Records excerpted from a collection

==*==

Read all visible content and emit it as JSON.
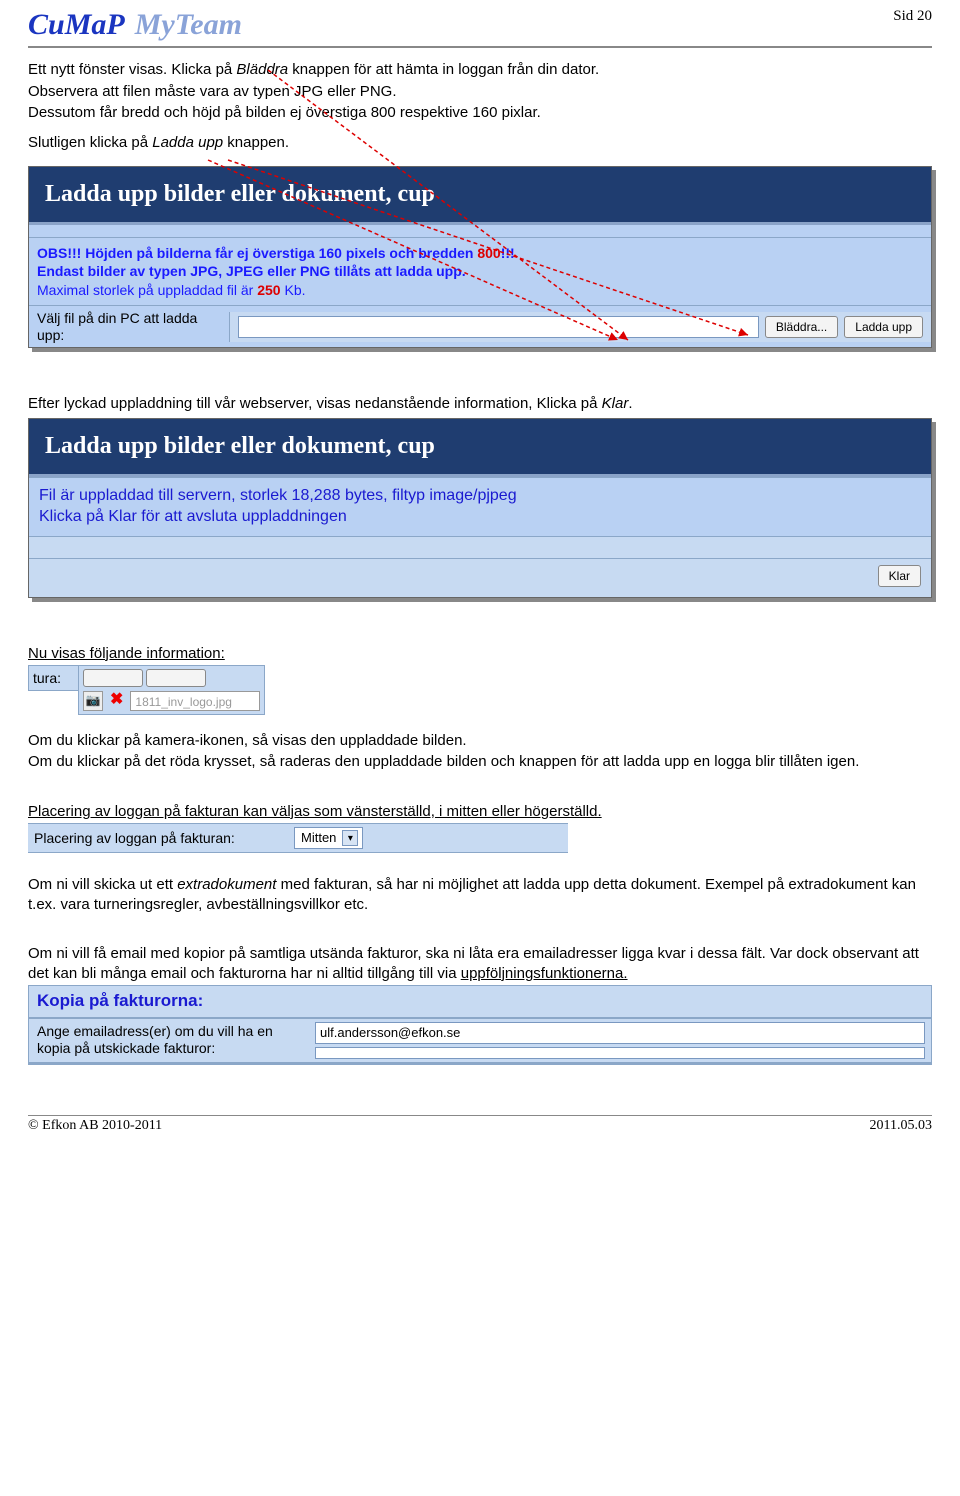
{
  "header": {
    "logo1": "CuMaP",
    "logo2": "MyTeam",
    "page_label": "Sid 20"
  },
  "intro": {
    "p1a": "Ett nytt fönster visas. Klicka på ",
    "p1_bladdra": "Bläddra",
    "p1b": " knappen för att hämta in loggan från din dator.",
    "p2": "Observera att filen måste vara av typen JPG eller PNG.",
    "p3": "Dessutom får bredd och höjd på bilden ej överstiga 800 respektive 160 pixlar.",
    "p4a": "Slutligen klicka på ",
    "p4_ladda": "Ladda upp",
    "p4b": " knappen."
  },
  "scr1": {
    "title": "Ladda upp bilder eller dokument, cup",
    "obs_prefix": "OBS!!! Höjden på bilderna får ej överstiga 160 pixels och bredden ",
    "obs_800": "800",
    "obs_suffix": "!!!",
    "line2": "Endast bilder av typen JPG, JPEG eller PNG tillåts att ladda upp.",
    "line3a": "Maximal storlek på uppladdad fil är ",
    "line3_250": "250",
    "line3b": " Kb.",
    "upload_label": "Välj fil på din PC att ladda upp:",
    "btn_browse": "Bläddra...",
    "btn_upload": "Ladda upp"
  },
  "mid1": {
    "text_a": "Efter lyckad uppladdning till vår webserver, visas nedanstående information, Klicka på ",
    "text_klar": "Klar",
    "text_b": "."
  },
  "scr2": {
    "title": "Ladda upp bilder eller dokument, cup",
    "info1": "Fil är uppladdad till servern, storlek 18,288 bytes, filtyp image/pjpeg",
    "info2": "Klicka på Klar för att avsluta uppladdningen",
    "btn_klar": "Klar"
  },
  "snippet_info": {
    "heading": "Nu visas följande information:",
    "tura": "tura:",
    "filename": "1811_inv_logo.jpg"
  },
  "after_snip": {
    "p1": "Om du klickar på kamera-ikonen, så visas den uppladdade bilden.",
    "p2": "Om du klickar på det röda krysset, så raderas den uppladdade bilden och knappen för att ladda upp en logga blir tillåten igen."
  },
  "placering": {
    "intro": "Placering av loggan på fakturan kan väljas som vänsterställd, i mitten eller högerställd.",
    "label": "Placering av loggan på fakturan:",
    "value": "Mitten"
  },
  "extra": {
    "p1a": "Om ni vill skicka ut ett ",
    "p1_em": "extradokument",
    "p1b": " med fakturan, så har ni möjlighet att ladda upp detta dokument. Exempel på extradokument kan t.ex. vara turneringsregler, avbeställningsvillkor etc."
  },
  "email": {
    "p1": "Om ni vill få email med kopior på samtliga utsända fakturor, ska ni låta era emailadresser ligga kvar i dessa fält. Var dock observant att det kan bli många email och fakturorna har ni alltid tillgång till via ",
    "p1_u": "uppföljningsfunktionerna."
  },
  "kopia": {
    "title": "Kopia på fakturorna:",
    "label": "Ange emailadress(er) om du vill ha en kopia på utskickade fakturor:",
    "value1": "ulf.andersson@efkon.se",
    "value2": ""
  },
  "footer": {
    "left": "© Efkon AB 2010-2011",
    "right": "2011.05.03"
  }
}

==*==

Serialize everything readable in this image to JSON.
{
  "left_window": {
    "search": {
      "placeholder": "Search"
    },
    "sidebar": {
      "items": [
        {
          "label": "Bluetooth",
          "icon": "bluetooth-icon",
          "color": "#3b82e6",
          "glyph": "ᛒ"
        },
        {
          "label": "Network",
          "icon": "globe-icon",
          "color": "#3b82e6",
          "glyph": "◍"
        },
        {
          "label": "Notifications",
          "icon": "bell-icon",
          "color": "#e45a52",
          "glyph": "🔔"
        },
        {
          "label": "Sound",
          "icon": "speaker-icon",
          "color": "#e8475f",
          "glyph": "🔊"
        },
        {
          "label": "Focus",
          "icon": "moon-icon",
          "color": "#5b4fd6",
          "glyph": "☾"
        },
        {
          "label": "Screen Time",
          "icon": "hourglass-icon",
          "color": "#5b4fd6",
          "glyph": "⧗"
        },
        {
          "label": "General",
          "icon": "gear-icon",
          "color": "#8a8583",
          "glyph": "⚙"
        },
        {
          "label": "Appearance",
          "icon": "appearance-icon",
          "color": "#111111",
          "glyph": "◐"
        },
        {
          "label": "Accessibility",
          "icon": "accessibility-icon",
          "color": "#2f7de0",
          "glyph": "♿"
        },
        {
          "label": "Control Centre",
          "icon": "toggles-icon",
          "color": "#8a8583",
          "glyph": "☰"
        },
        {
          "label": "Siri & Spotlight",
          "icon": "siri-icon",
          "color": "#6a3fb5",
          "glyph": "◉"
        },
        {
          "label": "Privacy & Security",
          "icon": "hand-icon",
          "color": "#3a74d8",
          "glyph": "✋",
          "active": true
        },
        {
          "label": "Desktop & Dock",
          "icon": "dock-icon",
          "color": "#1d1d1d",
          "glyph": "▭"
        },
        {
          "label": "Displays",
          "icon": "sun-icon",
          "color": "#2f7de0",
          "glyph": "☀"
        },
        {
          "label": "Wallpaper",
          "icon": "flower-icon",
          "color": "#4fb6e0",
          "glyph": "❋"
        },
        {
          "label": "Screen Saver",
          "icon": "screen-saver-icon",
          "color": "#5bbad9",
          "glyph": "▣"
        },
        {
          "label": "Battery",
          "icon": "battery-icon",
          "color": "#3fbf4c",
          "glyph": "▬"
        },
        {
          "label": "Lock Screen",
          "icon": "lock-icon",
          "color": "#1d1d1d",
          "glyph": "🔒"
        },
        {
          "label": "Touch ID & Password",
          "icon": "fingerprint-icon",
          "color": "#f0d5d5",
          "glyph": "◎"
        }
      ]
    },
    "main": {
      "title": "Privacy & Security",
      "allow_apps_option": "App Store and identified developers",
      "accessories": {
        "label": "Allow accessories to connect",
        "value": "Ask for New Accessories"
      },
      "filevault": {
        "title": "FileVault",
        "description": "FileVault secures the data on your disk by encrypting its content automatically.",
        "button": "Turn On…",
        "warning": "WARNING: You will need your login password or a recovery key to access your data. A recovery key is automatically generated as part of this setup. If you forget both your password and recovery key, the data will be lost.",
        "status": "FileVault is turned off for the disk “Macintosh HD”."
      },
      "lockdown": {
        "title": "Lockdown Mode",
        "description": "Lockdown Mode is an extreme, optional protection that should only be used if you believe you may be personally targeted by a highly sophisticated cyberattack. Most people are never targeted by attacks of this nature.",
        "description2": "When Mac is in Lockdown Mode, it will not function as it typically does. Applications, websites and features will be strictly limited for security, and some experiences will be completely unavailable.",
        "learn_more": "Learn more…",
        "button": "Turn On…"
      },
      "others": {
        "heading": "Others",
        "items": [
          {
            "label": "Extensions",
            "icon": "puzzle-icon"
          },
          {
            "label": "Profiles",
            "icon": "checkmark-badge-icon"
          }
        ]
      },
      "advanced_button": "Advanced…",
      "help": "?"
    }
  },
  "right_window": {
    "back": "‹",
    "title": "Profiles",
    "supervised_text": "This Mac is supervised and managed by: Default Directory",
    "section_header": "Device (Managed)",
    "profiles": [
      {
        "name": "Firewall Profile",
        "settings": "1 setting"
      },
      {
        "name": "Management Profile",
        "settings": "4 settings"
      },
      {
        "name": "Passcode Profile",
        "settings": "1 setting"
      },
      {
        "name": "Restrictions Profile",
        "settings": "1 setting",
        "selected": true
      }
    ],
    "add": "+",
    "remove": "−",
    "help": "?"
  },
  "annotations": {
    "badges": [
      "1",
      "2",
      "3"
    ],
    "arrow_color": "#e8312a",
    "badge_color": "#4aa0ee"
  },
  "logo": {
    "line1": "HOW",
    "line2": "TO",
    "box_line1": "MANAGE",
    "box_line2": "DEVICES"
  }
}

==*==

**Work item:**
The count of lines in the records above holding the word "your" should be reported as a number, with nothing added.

**Task solution:**
2